PROBLEM TO SOLVE:
Go through the listing and copy each line that has the string "text" in it.

%%

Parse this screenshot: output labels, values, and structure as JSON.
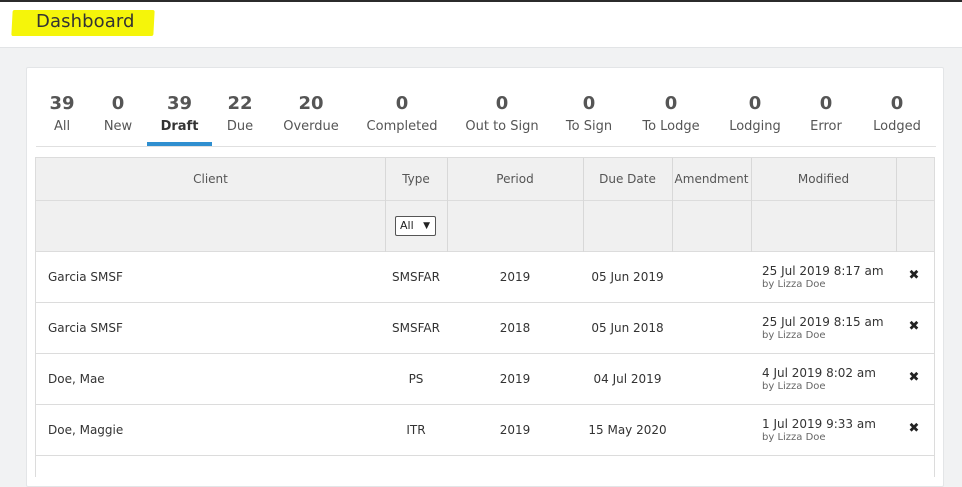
{
  "header": {
    "title": "Dashboard"
  },
  "tabs": [
    {
      "count": "39",
      "label": "All"
    },
    {
      "count": "0",
      "label": "New"
    },
    {
      "count": "39",
      "label": "Draft",
      "active": true
    },
    {
      "count": "22",
      "label": "Due"
    },
    {
      "count": "20",
      "label": "Overdue"
    },
    {
      "count": "0",
      "label": "Completed"
    },
    {
      "count": "0",
      "label": "Out to Sign"
    },
    {
      "count": "0",
      "label": "To Sign"
    },
    {
      "count": "0",
      "label": "To Lodge"
    },
    {
      "count": "0",
      "label": "Lodging"
    },
    {
      "count": "0",
      "label": "Error"
    },
    {
      "count": "0",
      "label": "Lodged"
    }
  ],
  "table": {
    "columns": [
      "Client",
      "Type",
      "Period",
      "Due Date",
      "Amendment",
      "Modified"
    ],
    "type_filter": {
      "selected": "All",
      "arrow": "▼"
    },
    "delete_glyph": "✖",
    "rows": [
      {
        "client": "Garcia SMSF",
        "type": "SMSFAR",
        "period": "2019",
        "due_date": "05 Jun 2019",
        "modified": "25 Jul 2019 8:17 am",
        "modified_by": "by Lizza Doe"
      },
      {
        "client": "Garcia SMSF",
        "type": "SMSFAR",
        "period": "2018",
        "due_date": "05 Jun 2018",
        "modified": "25 Jul 2019 8:15 am",
        "modified_by": "by Lizza Doe"
      },
      {
        "client": "Doe, Mae",
        "type": "PS",
        "period": "2019",
        "due_date": "04 Jul 2019",
        "modified": "4 Jul 2019 8:02 am",
        "modified_by": "by Lizza Doe"
      },
      {
        "client": "Doe, Maggie",
        "type": "ITR",
        "period": "2019",
        "due_date": "15 May 2020",
        "modified": "1 Jul 2019 9:33 am",
        "modified_by": "by Lizza Doe"
      }
    ]
  },
  "colors": {
    "accent": "#2f8fd0",
    "highlight": "#f5f50a"
  }
}
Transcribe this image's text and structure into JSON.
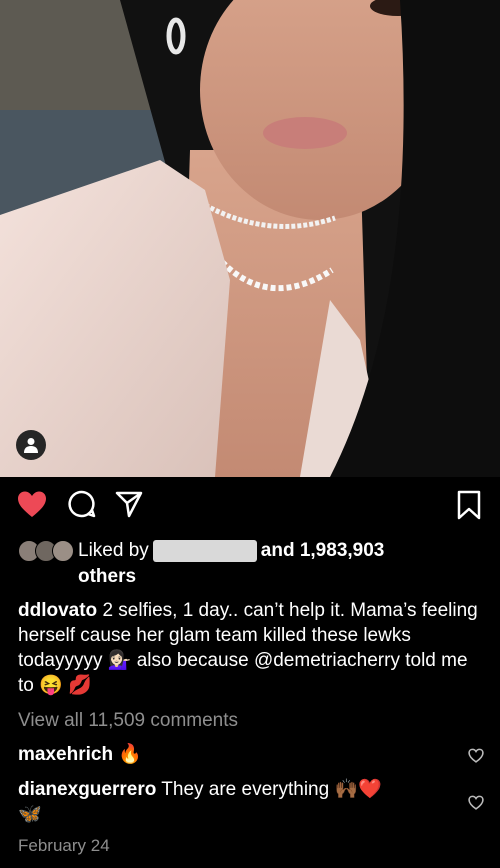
{
  "post": {
    "likes": {
      "prefix": "Liked by",
      "and_count": "and 1,983,903",
      "others": "others"
    },
    "caption": {
      "username": "ddlovato",
      "text": "2 selfies, 1 day.. can’t help it. Mama’s feeling herself cause her glam team killed these lewks todayyyyy 💁🏻‍♀️ also because @demetriacherry told me to 😝 💋"
    },
    "view_all_comments": "View all 11,509 comments",
    "comments": [
      {
        "username": "maxehrich",
        "text": "🔥"
      },
      {
        "username": "dianexguerrero",
        "text": "They are everything 🙌🏾❤️",
        "continued": "🦋"
      }
    ],
    "date": "February 24"
  },
  "colors": {
    "like_red": "#ed4956",
    "muted": "#8e8e8e",
    "background": "#000000"
  }
}
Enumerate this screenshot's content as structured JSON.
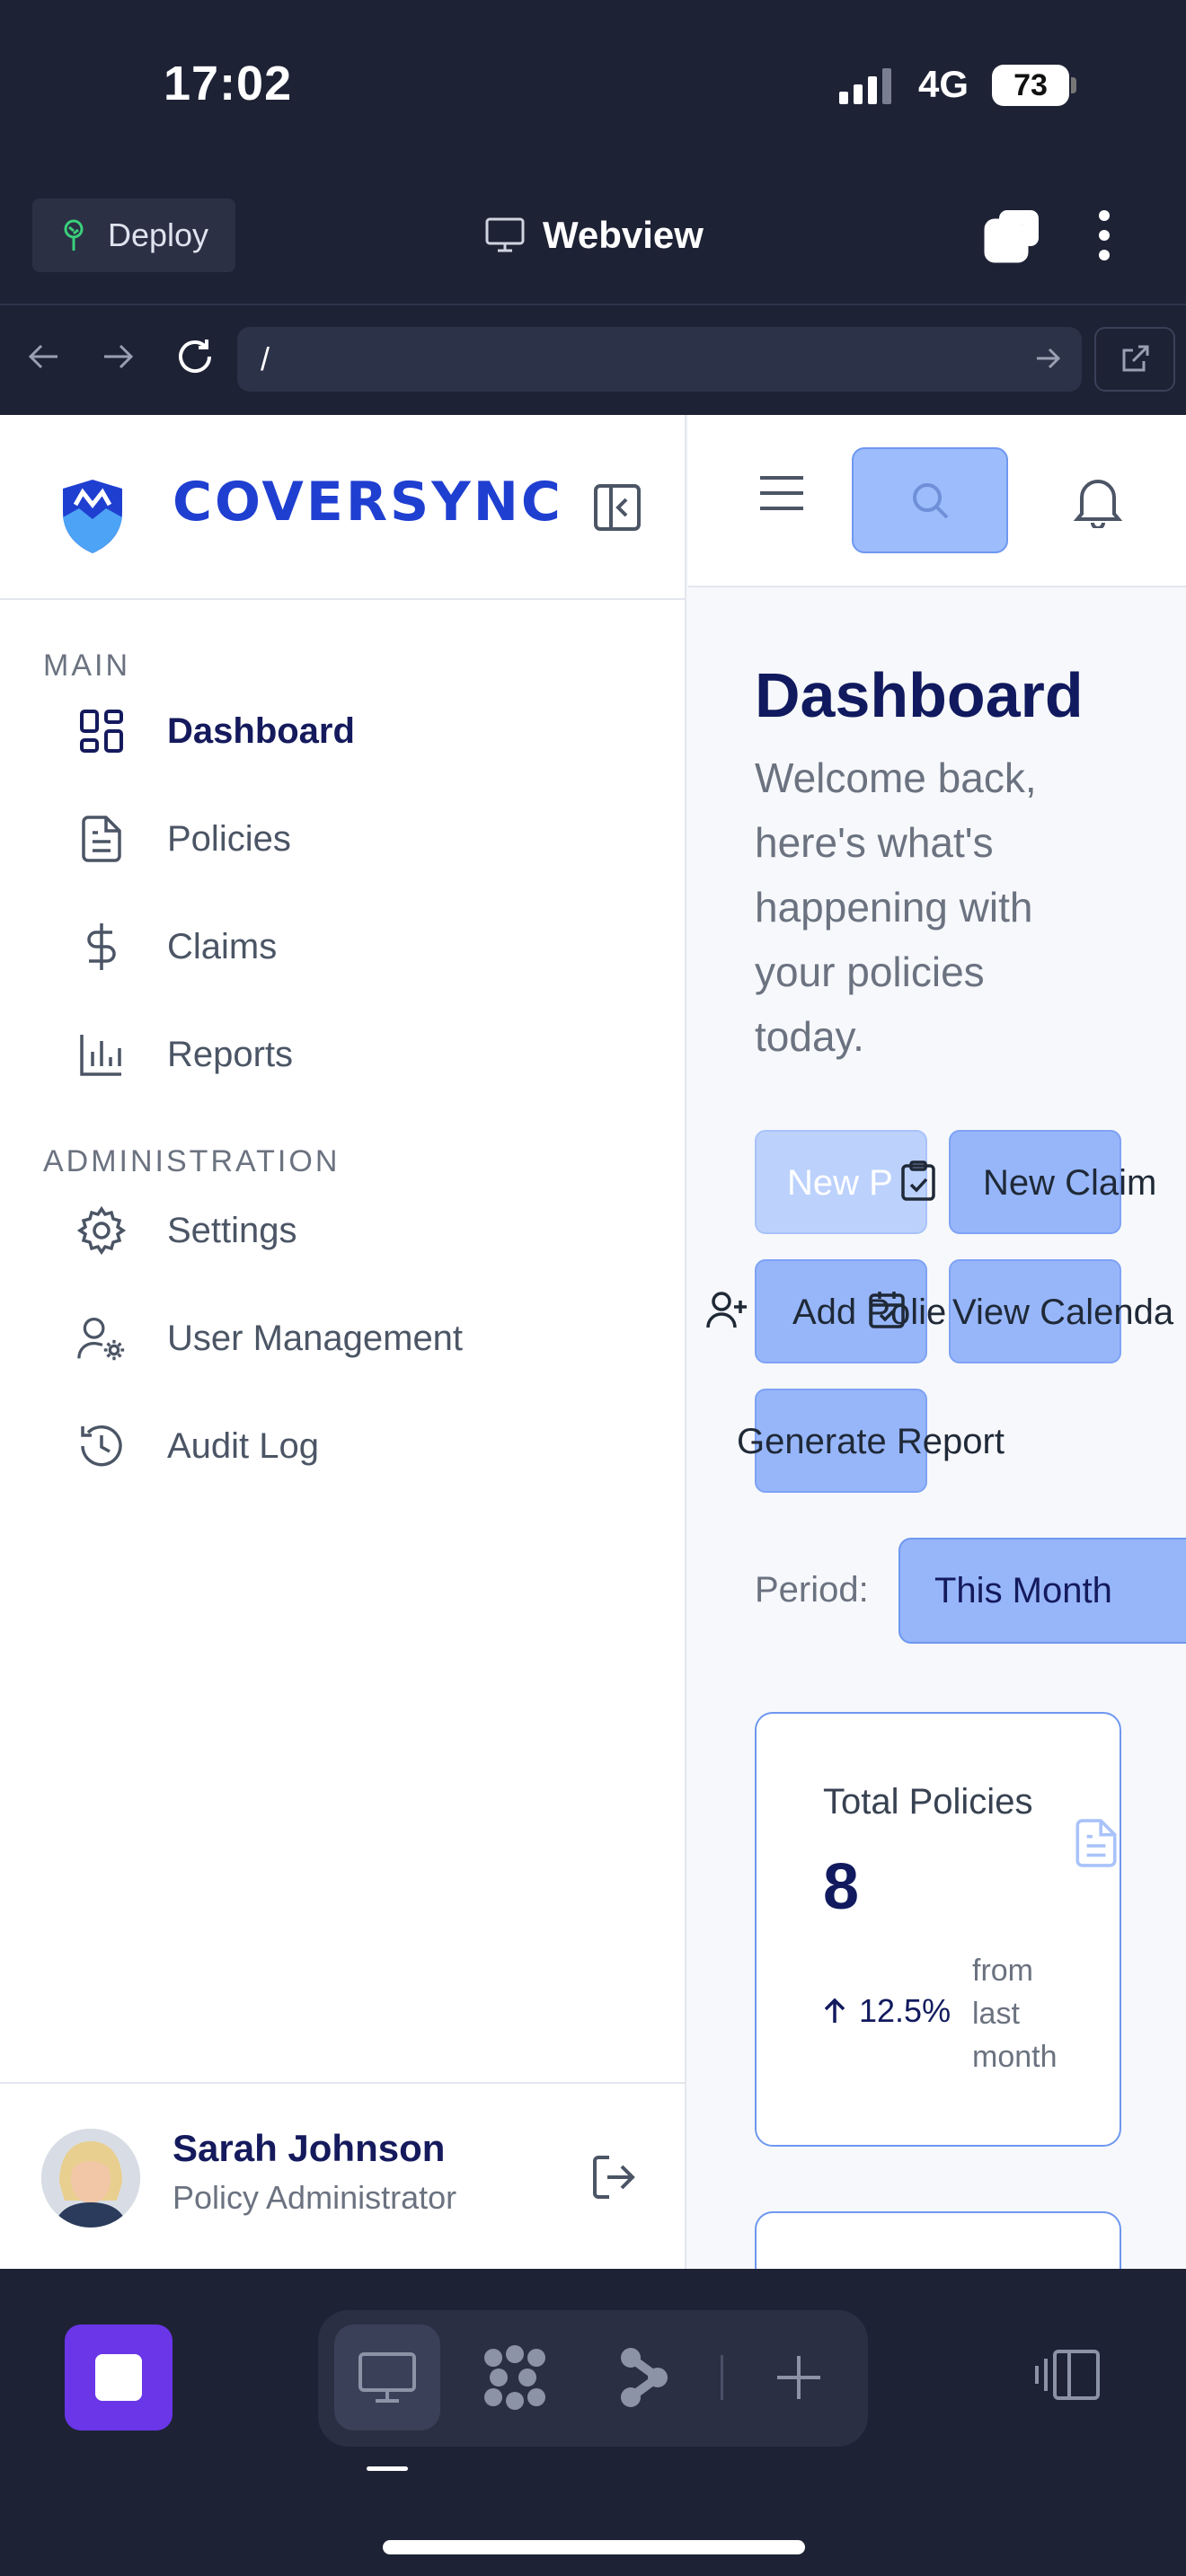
{
  "status_bar": {
    "time": "17:02",
    "network": "4G",
    "battery": "73"
  },
  "browser": {
    "deploy_label": "Deploy",
    "title": "Webview",
    "url": "/"
  },
  "sidebar": {
    "brand": "COVERSYNC",
    "main_heading": "MAIN",
    "main_items": [
      {
        "label": "Dashboard",
        "icon": "dashboard-icon",
        "active": true
      },
      {
        "label": "Policies",
        "icon": "document-icon"
      },
      {
        "label": "Claims",
        "icon": "dollar-icon"
      },
      {
        "label": "Reports",
        "icon": "bar-chart-icon"
      }
    ],
    "admin_heading": "ADMINISTRATION",
    "admin_items": [
      {
        "label": "Settings",
        "icon": "gear-icon"
      },
      {
        "label": "User Management",
        "icon": "user-cog-icon"
      },
      {
        "label": "Audit Log",
        "icon": "history-icon"
      }
    ],
    "user": {
      "name": "Sarah Johnson",
      "role": "Policy Administrator"
    }
  },
  "main": {
    "title": "Dashboard",
    "subtitle": "Welcome back, here's what's happening with your policies today.",
    "quick_actions": [
      {
        "label": "New P",
        "icon": "plus-icon"
      },
      {
        "label": "New Claim",
        "icon": "clipboard-check-icon"
      },
      {
        "label": "Add Polier",
        "icon": "user-plus-icon"
      },
      {
        "label": "View Calenda",
        "icon": "calendar-icon"
      },
      {
        "label": "Generate Report",
        "icon": "report-icon"
      }
    ],
    "period_label": "Period:",
    "period_value": "This Month",
    "stat_card": {
      "label": "Total Policies",
      "value": "8",
      "change": "12.5%",
      "change_note": "from last month"
    }
  },
  "colors": {
    "brand": "#1f3fd1",
    "accent_button": "#97b6fa",
    "dark_bg": "#1e2235",
    "app_icon": "#6a36e8"
  }
}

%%

EXERCISE OUTPUT:
Transcribe this image's text and structure into JSON.
      "text": "2 selfies, 1 day.. can’t help it. Mama’s feeling herself cause her glam team killed these lewks todayyyyy 💁🏻‍♀️ also because @demetriacherry told me to 😝 💋"
        "text": "🔥"
        "text": "They are everything 🙌🏾❤️",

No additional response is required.